Find every line in the records below that holds the word "favorites", and copy each one.

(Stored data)

☆ ☆ ☆ ☆ ☆ ☆ ☆

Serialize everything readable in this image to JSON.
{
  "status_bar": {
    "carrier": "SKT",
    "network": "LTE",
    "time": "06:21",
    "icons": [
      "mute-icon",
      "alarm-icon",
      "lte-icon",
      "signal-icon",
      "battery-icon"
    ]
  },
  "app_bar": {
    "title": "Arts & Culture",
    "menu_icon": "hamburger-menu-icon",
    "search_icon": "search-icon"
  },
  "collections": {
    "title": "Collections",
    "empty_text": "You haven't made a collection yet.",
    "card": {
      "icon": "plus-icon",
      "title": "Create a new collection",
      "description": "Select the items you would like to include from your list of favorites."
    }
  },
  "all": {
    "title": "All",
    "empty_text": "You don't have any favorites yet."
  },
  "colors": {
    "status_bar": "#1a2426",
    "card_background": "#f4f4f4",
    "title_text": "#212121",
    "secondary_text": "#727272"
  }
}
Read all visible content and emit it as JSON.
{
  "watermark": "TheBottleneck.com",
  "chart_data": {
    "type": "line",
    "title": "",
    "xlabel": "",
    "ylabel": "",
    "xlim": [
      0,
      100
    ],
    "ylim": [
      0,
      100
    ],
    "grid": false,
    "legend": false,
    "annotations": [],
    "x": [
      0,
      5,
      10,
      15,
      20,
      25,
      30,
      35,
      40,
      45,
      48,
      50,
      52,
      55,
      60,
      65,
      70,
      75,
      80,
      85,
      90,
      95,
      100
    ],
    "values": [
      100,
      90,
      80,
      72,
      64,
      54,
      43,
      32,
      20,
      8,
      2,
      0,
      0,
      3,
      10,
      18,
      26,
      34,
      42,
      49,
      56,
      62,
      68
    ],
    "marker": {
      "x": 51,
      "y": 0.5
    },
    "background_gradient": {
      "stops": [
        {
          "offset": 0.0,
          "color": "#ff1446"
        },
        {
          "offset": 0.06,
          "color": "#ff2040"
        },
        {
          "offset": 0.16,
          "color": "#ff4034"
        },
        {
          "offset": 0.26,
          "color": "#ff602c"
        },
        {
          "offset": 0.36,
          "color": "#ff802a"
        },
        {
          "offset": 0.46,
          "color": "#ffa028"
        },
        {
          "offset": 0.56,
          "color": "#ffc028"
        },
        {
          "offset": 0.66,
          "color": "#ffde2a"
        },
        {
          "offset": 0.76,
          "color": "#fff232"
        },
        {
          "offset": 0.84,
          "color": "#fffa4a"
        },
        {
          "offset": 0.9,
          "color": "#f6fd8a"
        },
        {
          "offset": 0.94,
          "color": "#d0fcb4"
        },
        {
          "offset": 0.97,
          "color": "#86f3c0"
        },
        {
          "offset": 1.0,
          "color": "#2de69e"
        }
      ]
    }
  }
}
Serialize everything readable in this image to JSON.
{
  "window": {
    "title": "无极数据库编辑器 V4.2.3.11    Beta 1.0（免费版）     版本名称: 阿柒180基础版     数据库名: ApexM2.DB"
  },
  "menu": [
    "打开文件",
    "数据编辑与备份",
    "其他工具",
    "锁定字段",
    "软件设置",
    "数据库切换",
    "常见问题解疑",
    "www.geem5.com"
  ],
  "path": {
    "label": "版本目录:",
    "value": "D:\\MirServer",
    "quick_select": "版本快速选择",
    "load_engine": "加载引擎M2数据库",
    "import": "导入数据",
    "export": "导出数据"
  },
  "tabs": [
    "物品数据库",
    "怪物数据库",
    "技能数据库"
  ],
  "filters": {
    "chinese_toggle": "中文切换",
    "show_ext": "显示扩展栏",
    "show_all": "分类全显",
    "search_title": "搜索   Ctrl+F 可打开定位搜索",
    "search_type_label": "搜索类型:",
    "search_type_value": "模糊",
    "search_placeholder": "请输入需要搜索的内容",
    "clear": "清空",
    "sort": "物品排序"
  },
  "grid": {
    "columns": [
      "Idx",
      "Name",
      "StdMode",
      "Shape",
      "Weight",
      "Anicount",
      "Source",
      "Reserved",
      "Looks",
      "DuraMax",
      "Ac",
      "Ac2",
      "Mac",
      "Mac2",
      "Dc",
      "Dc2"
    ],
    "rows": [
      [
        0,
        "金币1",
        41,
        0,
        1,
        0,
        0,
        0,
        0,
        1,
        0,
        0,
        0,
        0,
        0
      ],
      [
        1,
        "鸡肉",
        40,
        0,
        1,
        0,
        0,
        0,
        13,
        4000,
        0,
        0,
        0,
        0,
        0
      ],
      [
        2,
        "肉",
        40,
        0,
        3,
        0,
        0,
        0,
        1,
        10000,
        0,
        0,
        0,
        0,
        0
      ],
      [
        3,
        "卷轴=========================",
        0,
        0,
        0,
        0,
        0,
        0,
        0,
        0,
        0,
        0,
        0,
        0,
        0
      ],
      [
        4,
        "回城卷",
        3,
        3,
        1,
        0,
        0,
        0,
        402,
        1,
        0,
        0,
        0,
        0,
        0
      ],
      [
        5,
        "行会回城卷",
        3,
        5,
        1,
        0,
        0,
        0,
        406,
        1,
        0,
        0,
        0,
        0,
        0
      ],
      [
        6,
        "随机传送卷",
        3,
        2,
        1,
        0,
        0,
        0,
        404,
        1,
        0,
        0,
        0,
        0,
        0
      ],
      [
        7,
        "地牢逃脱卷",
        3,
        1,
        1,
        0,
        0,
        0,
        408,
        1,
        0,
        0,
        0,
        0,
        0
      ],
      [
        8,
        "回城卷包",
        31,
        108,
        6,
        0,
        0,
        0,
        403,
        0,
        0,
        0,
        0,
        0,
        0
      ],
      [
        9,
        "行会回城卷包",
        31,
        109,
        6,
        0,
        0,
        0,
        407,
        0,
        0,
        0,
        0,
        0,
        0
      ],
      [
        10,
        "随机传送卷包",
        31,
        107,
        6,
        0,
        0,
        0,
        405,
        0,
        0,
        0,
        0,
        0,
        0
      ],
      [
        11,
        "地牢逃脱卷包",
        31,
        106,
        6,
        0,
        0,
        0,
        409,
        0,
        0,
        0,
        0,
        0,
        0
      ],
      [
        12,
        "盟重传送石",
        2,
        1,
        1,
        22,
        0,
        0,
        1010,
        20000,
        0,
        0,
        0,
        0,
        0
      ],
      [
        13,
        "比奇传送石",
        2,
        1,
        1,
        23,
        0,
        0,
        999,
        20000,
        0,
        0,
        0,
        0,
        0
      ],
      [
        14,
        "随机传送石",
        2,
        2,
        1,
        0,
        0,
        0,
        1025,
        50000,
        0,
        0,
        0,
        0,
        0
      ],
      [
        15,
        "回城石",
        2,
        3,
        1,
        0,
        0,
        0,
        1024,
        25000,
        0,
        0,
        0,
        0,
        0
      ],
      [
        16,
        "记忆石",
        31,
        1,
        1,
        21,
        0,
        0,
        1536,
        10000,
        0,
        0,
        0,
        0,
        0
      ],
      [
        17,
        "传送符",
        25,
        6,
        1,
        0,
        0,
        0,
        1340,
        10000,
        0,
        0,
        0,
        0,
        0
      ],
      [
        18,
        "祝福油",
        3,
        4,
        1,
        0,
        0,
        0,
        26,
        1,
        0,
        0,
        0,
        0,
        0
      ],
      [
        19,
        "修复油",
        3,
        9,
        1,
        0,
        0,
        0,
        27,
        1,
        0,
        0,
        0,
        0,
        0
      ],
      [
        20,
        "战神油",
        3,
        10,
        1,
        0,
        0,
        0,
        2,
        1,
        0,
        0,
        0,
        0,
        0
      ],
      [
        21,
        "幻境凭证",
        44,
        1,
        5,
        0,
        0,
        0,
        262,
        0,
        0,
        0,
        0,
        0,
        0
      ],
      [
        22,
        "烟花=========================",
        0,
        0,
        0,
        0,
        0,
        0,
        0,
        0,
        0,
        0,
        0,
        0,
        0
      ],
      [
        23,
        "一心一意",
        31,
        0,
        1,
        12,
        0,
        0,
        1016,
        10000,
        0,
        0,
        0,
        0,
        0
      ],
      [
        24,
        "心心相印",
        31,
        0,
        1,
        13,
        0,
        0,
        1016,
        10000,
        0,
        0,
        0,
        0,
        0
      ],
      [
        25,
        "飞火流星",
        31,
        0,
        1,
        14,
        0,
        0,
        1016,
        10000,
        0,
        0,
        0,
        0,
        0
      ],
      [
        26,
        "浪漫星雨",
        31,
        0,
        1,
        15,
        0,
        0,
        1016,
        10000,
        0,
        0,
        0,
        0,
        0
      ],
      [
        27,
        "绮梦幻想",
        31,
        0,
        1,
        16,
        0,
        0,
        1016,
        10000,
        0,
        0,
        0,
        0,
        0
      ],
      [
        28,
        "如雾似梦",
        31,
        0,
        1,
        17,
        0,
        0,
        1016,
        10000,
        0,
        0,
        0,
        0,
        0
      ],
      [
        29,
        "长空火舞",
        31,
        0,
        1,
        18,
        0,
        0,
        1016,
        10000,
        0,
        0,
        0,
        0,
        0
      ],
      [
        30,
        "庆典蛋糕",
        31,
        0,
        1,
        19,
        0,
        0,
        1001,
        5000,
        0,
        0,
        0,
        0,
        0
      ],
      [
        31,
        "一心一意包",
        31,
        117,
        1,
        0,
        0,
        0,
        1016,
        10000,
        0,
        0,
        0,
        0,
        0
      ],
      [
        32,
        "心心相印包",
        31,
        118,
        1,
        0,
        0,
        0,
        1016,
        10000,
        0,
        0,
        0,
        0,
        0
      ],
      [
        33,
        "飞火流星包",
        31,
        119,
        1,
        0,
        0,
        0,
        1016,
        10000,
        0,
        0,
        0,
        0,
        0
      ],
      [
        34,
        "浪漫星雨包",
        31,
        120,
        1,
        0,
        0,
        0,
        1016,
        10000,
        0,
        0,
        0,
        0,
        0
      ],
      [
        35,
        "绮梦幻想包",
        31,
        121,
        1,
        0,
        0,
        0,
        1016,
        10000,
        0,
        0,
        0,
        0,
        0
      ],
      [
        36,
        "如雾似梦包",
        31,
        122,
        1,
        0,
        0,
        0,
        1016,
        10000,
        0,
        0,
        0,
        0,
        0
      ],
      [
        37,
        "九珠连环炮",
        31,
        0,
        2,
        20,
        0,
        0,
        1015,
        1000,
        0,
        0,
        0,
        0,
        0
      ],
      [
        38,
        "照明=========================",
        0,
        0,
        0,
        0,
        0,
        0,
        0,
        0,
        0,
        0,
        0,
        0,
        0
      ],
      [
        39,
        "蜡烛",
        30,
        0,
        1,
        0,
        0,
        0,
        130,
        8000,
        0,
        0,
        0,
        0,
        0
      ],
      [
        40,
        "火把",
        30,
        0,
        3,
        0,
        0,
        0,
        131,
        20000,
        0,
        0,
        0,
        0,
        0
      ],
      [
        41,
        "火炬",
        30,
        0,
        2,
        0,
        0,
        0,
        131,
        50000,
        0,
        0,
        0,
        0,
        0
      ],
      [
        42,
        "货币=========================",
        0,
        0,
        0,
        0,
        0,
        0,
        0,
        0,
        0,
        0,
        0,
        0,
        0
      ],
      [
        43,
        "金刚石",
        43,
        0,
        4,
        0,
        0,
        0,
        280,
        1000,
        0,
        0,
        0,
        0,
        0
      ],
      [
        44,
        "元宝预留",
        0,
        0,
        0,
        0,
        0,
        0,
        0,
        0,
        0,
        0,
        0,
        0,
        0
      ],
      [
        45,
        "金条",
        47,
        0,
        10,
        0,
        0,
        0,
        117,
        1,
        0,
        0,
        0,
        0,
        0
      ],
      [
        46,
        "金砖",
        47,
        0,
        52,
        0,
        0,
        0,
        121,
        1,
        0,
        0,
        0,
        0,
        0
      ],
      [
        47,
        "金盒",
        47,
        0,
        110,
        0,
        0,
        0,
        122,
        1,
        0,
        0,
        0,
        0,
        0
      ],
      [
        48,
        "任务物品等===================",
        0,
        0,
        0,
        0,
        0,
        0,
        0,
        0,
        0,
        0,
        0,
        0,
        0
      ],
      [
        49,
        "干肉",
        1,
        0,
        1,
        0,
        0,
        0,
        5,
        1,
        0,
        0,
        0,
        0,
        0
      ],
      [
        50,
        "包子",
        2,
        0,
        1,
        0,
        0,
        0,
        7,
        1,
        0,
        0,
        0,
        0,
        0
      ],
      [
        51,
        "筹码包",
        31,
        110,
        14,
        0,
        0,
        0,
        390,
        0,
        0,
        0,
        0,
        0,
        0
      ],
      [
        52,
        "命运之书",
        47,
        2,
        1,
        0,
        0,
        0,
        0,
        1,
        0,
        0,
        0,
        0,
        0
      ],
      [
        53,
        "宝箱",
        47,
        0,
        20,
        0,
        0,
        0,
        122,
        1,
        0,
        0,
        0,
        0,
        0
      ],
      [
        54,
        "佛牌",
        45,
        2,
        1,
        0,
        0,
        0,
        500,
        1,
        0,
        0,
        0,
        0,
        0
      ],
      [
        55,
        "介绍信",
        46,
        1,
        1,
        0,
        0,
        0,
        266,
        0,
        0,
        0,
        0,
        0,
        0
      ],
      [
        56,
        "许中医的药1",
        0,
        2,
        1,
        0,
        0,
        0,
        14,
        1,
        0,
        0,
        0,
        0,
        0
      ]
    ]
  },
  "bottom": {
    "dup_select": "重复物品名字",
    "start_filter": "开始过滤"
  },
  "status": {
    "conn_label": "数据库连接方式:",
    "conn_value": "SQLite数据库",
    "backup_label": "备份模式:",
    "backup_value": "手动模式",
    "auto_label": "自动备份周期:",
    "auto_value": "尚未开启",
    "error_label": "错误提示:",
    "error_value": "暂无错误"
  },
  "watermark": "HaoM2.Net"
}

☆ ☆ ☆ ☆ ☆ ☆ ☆

Written answer:
      "description": "Select the items you would like to include from your list of favorites."
    "empty_text": "You don't have any favorites yet."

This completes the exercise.